where Nr is the number of row conductors, Nc is the number of column conductors, and Ne is the number of edge conductors. Mechanically, it can also be arranged so that, in addition to a contact in the center area of the key 51, two edge contacts will be activated, in which case, the number of characters to be produced by means of a single press of a single key will increase further. If a large number of special characters should be produced, a well-known method can also be used in order to implement a multi-functioning keyboard and, hence, by means of a single keyboard, also produce, e.g., in addition to the main characters of the Latin alphabet, Germanic and Scandinavian characters.
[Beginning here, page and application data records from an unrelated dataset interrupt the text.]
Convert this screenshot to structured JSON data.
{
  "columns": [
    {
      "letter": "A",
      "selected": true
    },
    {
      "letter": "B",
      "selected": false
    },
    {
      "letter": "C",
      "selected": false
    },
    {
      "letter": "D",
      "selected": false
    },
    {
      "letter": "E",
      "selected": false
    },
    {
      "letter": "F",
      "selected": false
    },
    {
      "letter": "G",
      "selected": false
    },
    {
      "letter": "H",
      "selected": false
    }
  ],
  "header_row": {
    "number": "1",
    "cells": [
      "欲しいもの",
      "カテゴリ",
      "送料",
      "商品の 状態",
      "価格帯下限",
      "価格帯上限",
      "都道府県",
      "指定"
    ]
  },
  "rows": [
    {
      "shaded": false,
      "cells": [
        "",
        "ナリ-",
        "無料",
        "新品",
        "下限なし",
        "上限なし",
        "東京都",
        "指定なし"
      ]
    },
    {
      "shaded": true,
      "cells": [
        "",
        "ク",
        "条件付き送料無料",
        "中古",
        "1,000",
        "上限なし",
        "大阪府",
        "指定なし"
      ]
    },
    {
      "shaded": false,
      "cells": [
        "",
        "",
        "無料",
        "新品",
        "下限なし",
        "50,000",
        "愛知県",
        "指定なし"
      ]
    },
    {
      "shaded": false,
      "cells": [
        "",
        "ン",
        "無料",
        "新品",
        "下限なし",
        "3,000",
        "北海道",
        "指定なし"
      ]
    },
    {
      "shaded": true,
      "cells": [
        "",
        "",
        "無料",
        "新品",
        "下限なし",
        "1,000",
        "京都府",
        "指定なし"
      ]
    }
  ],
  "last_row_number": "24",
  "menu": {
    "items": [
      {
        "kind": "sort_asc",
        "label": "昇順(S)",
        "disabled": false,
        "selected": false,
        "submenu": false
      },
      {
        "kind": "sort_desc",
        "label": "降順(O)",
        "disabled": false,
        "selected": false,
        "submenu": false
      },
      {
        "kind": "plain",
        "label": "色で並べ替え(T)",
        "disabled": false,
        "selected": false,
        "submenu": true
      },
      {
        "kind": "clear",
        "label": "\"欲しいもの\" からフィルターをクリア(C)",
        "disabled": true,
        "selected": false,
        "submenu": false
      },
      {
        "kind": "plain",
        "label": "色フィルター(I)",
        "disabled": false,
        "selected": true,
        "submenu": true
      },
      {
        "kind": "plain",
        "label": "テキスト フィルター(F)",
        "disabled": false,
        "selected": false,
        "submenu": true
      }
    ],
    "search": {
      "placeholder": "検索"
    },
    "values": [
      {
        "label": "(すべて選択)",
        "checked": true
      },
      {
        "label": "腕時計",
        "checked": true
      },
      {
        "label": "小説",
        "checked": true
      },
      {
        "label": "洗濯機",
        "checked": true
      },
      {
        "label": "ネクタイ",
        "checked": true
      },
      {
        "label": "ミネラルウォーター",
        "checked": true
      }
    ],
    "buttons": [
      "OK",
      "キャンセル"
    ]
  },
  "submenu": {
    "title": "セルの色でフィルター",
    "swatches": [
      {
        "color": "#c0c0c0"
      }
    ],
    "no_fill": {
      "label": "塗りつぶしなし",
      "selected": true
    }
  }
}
In addition to its small size, usability, simplicity, profitability, and economy, the advantages of the solution presented here are also its suitability for a number of different types of sets of characters, as well as for the handling of numbers and letters without mutual limitations.
To a person skilled in the art, it is also obvious that keyboards can be compiled and used in different ways depending on their use. Sometimes, only one character is identified per key, sometimes all the single-press characters per key, and sometimes, in addition to these, also the characters that require several presses as well. The present solution is also suitable for the implementation of a telephone keyboard in accordance with the recommendations of the center. An example of a telephone apparatus in which a keyboard according to the invention can be used is a mobile phone, e.g. which is shown in the middle of FIG. 1. It is also apparent, that when the contact part of a key is essentially in the shape of a triangle or a quadrangle, as described above, the part that is visible to a user can be designed in accordance with the current requirements or trend. It is also possible to implement keyboards, which permanently have different types of keys. Thus, the field of application of the present invention is only restricted by the enclosed claims.
Citations de brevets